WHAT IS NEEDED: Take each line of the material that includes "start" and copy it.

MATERIAL PROVIDED:
========

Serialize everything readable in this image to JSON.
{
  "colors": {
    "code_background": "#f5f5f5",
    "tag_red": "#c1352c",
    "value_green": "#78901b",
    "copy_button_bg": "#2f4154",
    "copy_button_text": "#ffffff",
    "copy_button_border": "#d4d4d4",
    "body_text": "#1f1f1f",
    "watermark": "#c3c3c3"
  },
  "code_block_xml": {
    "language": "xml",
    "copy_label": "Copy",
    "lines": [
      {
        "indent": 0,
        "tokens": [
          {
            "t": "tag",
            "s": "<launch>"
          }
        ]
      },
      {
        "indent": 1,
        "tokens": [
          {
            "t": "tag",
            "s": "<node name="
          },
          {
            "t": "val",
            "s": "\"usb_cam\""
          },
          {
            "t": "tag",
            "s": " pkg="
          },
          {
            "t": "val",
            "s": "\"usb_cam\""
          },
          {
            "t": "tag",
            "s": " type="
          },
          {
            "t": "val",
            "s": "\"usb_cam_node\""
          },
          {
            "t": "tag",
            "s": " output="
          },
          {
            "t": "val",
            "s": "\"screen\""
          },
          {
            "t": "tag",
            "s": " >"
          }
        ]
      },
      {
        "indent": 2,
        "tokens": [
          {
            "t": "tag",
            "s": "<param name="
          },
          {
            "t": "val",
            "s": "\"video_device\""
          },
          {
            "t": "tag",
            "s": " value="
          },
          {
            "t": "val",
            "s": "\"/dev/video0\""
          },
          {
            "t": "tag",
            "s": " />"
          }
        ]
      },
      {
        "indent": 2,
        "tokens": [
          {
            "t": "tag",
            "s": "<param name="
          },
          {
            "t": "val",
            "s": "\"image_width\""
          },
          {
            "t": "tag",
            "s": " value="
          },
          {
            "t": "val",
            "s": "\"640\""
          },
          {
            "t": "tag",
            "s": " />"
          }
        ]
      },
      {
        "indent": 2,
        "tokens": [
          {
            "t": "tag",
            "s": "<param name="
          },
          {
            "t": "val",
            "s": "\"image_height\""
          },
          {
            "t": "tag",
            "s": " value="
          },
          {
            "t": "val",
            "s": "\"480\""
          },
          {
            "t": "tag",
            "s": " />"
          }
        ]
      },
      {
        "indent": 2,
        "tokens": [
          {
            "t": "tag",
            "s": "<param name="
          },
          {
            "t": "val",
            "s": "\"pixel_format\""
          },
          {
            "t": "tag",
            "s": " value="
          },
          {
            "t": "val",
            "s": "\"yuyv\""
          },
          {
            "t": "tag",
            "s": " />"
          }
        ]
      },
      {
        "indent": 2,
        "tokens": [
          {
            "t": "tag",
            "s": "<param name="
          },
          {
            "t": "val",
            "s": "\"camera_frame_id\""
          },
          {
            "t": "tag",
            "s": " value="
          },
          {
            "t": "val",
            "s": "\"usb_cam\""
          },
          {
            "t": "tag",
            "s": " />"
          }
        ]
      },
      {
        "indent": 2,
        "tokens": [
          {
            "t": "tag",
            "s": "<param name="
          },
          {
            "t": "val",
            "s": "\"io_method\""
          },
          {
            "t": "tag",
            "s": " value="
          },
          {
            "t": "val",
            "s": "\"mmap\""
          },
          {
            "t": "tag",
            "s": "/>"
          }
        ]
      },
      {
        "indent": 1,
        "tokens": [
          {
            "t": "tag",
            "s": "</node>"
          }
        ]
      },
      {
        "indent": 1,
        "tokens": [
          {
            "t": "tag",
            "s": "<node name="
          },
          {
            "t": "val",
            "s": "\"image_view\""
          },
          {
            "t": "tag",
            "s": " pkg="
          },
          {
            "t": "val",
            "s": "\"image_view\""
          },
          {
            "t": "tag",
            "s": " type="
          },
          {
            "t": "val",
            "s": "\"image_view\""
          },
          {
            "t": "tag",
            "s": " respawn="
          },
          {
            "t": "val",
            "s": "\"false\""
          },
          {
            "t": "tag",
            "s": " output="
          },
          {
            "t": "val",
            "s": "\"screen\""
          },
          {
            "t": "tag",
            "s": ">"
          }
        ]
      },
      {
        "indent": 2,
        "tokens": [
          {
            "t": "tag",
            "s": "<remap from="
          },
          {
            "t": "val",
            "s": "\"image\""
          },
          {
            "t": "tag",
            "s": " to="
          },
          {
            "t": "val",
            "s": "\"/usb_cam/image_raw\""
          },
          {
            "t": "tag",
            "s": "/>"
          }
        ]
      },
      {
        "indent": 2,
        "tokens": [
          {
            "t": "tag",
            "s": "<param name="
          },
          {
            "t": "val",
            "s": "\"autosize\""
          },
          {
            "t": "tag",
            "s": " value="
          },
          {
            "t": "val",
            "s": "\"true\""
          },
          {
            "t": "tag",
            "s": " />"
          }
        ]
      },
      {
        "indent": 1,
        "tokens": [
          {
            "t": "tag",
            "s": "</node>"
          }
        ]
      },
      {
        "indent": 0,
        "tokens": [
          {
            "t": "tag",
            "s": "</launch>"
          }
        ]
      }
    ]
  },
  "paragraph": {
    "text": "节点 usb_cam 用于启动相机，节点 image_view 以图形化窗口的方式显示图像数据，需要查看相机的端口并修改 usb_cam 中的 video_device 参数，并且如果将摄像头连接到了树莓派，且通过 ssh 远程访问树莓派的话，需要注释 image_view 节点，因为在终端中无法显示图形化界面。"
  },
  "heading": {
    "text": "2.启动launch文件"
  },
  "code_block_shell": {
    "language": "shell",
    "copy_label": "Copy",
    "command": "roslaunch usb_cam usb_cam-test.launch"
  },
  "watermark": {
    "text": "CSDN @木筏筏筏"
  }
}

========

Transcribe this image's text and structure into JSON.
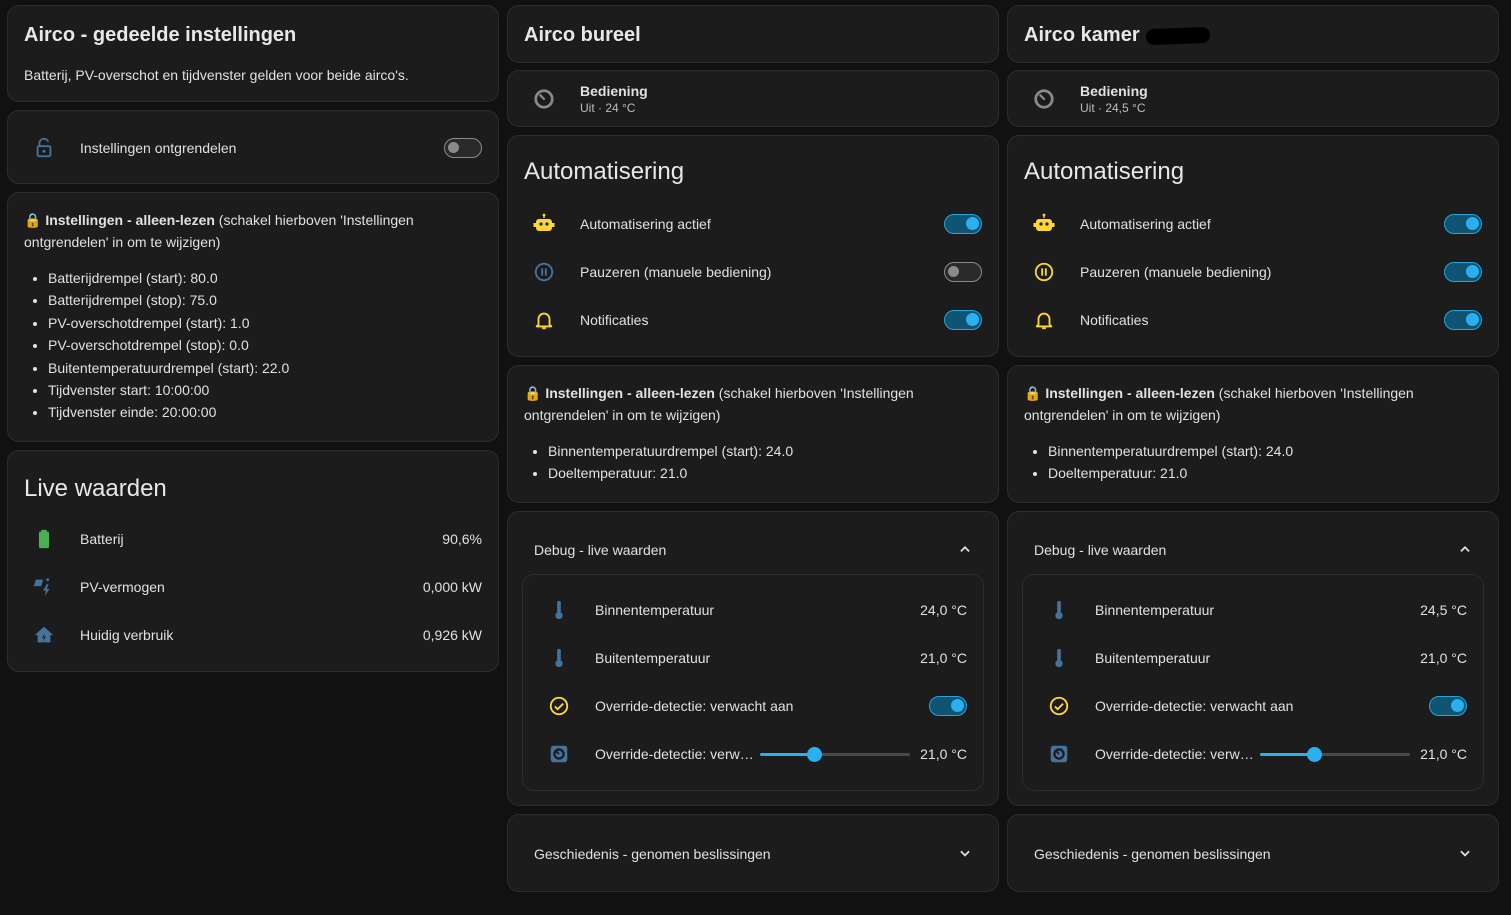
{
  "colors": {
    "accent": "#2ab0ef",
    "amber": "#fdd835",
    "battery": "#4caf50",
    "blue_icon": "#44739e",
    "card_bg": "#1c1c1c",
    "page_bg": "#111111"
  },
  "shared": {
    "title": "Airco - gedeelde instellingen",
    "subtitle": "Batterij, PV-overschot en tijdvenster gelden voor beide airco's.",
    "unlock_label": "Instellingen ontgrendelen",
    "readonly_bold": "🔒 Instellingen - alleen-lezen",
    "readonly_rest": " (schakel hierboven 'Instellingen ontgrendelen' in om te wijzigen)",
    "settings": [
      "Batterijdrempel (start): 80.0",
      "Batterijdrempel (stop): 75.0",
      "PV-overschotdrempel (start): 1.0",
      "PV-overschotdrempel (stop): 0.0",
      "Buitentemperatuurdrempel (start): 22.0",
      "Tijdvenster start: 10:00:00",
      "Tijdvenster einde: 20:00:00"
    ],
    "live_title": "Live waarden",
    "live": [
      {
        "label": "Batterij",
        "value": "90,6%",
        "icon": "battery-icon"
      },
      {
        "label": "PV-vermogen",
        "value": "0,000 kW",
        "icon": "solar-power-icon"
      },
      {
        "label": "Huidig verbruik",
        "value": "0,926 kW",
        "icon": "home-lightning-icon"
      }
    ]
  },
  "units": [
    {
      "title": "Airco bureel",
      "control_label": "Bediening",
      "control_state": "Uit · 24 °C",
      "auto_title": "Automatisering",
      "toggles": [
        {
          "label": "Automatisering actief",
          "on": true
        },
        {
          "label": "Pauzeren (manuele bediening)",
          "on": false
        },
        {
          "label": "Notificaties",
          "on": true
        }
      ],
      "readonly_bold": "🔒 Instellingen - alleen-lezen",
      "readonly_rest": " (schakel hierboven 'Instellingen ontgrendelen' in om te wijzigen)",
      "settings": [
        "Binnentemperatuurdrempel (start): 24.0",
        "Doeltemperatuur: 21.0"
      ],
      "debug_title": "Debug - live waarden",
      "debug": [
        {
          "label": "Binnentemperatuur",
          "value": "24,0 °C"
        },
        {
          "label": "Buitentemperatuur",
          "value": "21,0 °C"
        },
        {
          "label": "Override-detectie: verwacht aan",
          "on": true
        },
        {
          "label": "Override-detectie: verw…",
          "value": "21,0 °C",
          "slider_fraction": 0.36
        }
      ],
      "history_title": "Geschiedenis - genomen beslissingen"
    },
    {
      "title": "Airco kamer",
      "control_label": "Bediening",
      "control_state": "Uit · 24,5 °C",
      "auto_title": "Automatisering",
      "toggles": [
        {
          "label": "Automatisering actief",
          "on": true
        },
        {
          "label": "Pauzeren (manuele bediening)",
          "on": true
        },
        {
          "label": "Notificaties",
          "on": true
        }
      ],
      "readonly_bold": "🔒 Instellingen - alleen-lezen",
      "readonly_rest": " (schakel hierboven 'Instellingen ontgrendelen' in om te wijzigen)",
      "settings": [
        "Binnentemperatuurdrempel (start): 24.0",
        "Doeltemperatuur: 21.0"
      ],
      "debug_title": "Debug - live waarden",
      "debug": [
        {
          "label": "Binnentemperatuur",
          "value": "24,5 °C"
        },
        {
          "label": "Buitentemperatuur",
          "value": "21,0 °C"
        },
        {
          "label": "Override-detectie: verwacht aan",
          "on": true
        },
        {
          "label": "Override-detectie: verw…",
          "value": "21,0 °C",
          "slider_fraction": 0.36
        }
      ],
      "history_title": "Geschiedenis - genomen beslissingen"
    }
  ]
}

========

WRITTEN REPLY:
      "Batterijdrempel (start): 80.0",
      "PV-overschotdrempel (start): 1.0",
      "Buitentemperatuurdrempel (start): 22.0",
      "Tijdvenster start: 10:00:00",
        "Binnentemperatuurdrempel (start): 24.0",
        "Binnentemperatuurdrempel (start): 24.0",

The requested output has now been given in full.